[1] "About Me," Martin Wattenberg, accessed October 8, 2018,

[2] "Marek Walczak," MW2MW, accessed October 8, 2018,

[3] "Jonathan Feinberg," Jonathan Feinberg, accessed October 8, 2018,

[4] Fernanda B. Viegas and Martin Wattenberg. "Artistic data visualization: Beyond visual analytics," Paper presented at the International Conference on Online Communities and Social Computing, July 22-27, 2007, Beijing, China: 183.

[5] Christine Paul. "Renderings of Digital Art," Leonardo 35, no. 5 (2002): 473.

[6] Jan Baetens, "Roy Ascott's La Plissure du Texte: Towards some elements of a user's manual," Metaverse Creativity 2, no. 2 (2012): 193.

[7] Richard K. Merritt, "From Memory Arts to the New Code Paradigm: The Artist as Engineer of Virtual Information Space and Virtual Experience," Leonardo 34, no. 5 (2001): 406.

[8], " Commission: “Apartment” by Marek Walczak, Martin Wattenberg, Jonathan Feinberg (2001)," uploaded May 10, 2015, video, 4:45,

[9] Kevin F. McCarthy and Elizabeth Heneghan Ondaatje. From Celluloid to Cyberspace: The Media Arts and the Changing Arts World. Rand Corporation, 2002: 29.

[10] Viegas. "Artistic data visualization," 184.

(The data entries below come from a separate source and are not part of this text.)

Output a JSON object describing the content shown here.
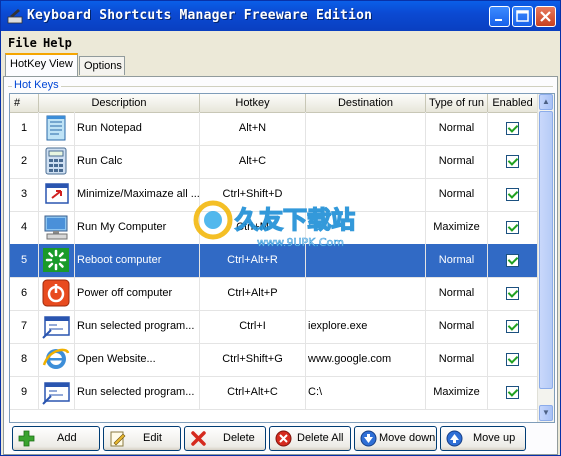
{
  "window": {
    "title": "Keyboard Shortcuts Manager Freeware Edition",
    "controls": [
      "minimize",
      "maximize",
      "close"
    ]
  },
  "menu": [
    {
      "label": "File"
    },
    {
      "label": "Help"
    }
  ],
  "tabs": [
    {
      "label": "HotKey View",
      "active": true
    },
    {
      "label": "Options",
      "active": false
    }
  ],
  "group": {
    "label": "Hot Keys"
  },
  "columns": [
    "#",
    "Description",
    "Hotkey",
    "Destination",
    "Type of run",
    "Enabled"
  ],
  "rows": [
    {
      "num": "1",
      "icon": "notepad-icon",
      "description": "Run Notepad",
      "hotkey": "Alt+N",
      "destination": "",
      "type": "Normal",
      "enabled": true,
      "selected": false
    },
    {
      "num": "2",
      "icon": "calculator-icon",
      "description": "Run Calc",
      "hotkey": "Alt+C",
      "destination": "",
      "type": "Normal",
      "enabled": true,
      "selected": false
    },
    {
      "num": "3",
      "icon": "minimize-window-icon",
      "description": "Minimize/Maximaze all ...",
      "hotkey": "Ctrl+Shift+D",
      "destination": "",
      "type": "Normal",
      "enabled": true,
      "selected": false
    },
    {
      "num": "4",
      "icon": "my-computer-icon",
      "description": "Run My Computer",
      "hotkey": "Ctrl+M",
      "destination": "",
      "type": "Maximize",
      "enabled": true,
      "selected": false
    },
    {
      "num": "5",
      "icon": "reboot-icon",
      "description": "Reboot computer",
      "hotkey": "Ctrl+Alt+R",
      "destination": "",
      "type": "Normal",
      "enabled": true,
      "selected": true
    },
    {
      "num": "6",
      "icon": "power-off-icon",
      "description": "Power off computer",
      "hotkey": "Ctrl+Alt+P",
      "destination": "",
      "type": "Normal",
      "enabled": true,
      "selected": false
    },
    {
      "num": "7",
      "icon": "run-program-icon",
      "description": "Run selected program...",
      "hotkey": "Ctrl+I",
      "destination": "iexplore.exe",
      "type": "Normal",
      "enabled": true,
      "selected": false
    },
    {
      "num": "8",
      "icon": "internet-explorer-icon",
      "description": "Open Website...",
      "hotkey": "Ctrl+Shift+G",
      "destination": "www.google.com",
      "type": "Normal",
      "enabled": true,
      "selected": false
    },
    {
      "num": "9",
      "icon": "run-program-icon",
      "description": "Run selected program...",
      "hotkey": "Ctrl+Alt+C",
      "destination": "C:\\",
      "type": "Maximize",
      "enabled": true,
      "selected": false
    }
  ],
  "buttons": [
    {
      "label": "Add",
      "icon": "add-icon"
    },
    {
      "label": "Edit",
      "icon": "edit-icon"
    },
    {
      "label": "Delete",
      "icon": "delete-icon"
    },
    {
      "label": "Delete All",
      "icon": "delete-all-icon"
    },
    {
      "label": "Move down",
      "icon": "move-down-icon"
    },
    {
      "label": "Move up",
      "icon": "move-up-icon"
    }
  ],
  "watermark": {
    "text": "久友下载站",
    "subtext": "www.9UPK.Com"
  },
  "colors": {
    "selection": "#316ac5",
    "titlebar": "#0a4fd6",
    "check": "#21a121"
  }
}
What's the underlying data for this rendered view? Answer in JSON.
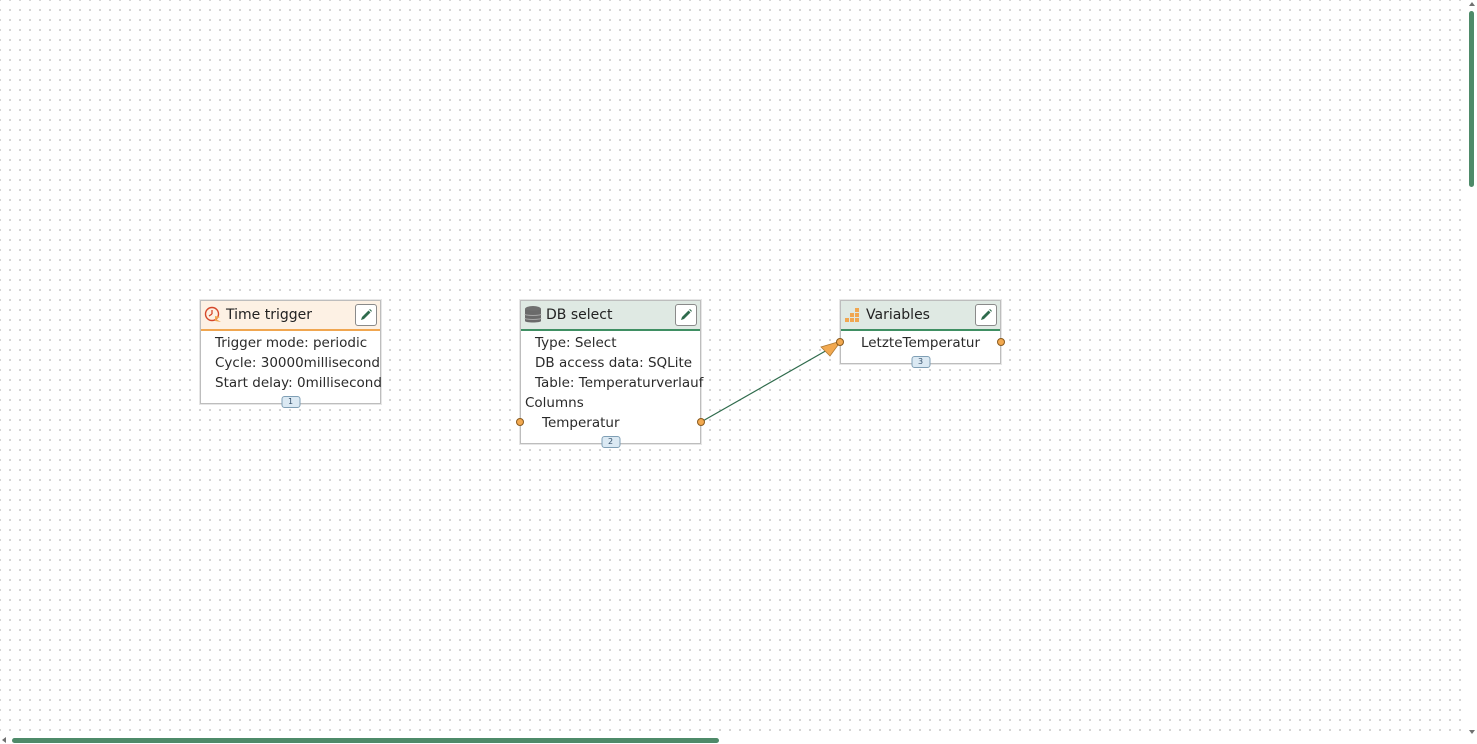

[11] "Data Dynamics," Artport, Whitney Museum of American Art, accessed October 10, 2018,